A. Yes, it is generally low in FODMAPs, but if you do react to anything take note and stop it. Further advice on FODMAPs is available by googling FODMAPs and IBS

Q. Can anyone follow it e.g. children, elderly people

A. Yes, anyone can live by this guideline, and the flexibility to do it 90% of the time makes it quite easy. For children you may prefer to take a look at the Low Carb Living for families book by Monique Le roux Forsland or just feed them real, unprocessed fresh food and avoiding packet foods with lists of ingredients.

Q. Is 30 minutes exercise an essential part of the plan?

Exercise is good for you but it is not essential for weight loss. You certainly do not need to overdo it, and a taxing exercise schedule is not necessary.

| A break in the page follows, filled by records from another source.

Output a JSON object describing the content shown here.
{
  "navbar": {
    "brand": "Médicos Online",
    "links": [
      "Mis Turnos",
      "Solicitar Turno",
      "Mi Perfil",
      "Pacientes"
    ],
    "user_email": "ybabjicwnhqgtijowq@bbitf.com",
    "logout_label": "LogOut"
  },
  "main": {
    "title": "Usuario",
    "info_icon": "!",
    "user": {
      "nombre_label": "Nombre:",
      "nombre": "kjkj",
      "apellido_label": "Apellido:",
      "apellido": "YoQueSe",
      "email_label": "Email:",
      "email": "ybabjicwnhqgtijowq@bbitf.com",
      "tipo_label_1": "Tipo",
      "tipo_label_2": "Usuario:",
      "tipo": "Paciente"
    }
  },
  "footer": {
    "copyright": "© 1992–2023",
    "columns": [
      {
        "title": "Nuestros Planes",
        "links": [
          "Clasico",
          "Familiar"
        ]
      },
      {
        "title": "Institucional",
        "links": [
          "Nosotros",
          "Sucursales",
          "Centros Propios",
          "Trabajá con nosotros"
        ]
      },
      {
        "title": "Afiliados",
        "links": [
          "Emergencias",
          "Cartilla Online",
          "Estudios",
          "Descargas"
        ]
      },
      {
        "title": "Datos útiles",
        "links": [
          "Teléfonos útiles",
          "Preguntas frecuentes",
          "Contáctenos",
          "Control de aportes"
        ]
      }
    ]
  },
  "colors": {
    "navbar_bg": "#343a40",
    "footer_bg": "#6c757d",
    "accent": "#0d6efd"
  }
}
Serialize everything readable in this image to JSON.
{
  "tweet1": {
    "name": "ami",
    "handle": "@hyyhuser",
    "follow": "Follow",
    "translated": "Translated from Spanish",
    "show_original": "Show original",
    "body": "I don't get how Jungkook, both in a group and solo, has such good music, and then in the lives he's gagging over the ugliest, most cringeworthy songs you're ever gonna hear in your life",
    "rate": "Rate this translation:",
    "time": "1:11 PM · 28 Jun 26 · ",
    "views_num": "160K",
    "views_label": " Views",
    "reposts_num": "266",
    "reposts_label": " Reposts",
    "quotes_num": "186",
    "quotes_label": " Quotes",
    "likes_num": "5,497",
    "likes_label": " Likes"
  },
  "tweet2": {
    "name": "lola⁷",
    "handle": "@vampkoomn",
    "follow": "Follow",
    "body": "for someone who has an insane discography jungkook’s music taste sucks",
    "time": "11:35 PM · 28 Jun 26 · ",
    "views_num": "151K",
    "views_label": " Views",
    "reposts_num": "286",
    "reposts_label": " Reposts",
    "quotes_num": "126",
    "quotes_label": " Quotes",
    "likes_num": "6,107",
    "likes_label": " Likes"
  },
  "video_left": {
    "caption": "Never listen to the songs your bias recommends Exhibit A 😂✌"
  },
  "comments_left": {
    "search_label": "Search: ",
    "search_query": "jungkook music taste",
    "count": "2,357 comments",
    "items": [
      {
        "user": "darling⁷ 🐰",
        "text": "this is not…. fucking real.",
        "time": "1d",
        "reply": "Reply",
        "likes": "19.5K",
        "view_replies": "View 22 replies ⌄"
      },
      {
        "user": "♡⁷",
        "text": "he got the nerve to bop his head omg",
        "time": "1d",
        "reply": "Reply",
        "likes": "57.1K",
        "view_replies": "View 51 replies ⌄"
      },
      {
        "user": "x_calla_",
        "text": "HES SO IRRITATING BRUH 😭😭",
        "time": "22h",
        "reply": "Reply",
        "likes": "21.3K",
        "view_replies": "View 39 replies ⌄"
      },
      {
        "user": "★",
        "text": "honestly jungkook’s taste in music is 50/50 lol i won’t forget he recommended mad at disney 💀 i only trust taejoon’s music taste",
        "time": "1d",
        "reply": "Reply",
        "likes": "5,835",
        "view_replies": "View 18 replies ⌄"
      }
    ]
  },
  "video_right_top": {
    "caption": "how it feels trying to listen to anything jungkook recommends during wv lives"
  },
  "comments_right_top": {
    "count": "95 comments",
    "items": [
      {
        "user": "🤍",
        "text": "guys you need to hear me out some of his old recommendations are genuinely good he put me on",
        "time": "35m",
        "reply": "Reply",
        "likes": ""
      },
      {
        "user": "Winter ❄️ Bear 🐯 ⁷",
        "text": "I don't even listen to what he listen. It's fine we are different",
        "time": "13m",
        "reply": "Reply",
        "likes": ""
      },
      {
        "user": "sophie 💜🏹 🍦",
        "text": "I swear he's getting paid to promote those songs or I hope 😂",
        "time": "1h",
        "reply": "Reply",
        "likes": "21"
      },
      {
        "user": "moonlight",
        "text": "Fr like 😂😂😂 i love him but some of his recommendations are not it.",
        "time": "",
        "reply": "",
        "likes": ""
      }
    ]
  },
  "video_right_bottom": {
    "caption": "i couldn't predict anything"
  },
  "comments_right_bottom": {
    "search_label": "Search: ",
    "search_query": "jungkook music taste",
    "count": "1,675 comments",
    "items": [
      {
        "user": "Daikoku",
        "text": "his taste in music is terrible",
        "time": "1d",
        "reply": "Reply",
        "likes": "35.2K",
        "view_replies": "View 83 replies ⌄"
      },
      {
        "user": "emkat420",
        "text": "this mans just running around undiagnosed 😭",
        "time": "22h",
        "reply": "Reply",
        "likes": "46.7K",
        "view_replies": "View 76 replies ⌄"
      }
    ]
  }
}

Exercise as much as you can within your capabilities, even if it is just chair-based exercise. It is good for your general health.

Q. Why don’t the government/ department of health/ DiabetesUK recommend this plan

A. These are relatively new ideas and change at a national level takes time.
HOWEVER, UK NICE has already started advising type 2 diabetics to eat low GI food, which is similar to low carbohydrate food, and to have individualized advice. This means you can tailor your carbohydrate intake to get the blood results you want.
Many people would benefit from reducing sugar significantly, by looking for and avoiding hidden sugar in food, as well as reducing the quantity of foods containing wheat, if only because it is often combined with sugar. Reducing sugar intake is part of government policy.

Q. Structured education on diabetes?

If your area offers “X-pert” , ask for the low carb version of the plan.

If not, a free 10 week course on the low carbohydrate way of life -with support-is available on www.diabetes.co.uk

Q. Fast or slow change?

A. Up to you. If you are going to do it fast you will need some advice, as people can get carbohydrate withdrawal symptoms, so buy one of the books and follow the guidance. www.iquitsugar is an 8 week programme to help you come off sugar in all its forms. I was an Expert Advisor on the programme starting in June 2015 and October 2015 and it is gradual and gentle. I have also known people to come off all refined foods quickly and wait till the withdrawal symptoms go. It can be done and takes 1-5 weeks.

Q. I have heard people can reduce BP and cholesterol tablets?

Yes, sometimes your BP or cholesterol goes so low you can progressively come off your medication- with your doctor’s guidance, of course.

Q. Any other questions?

Send me an email joannemccormack@nhs.net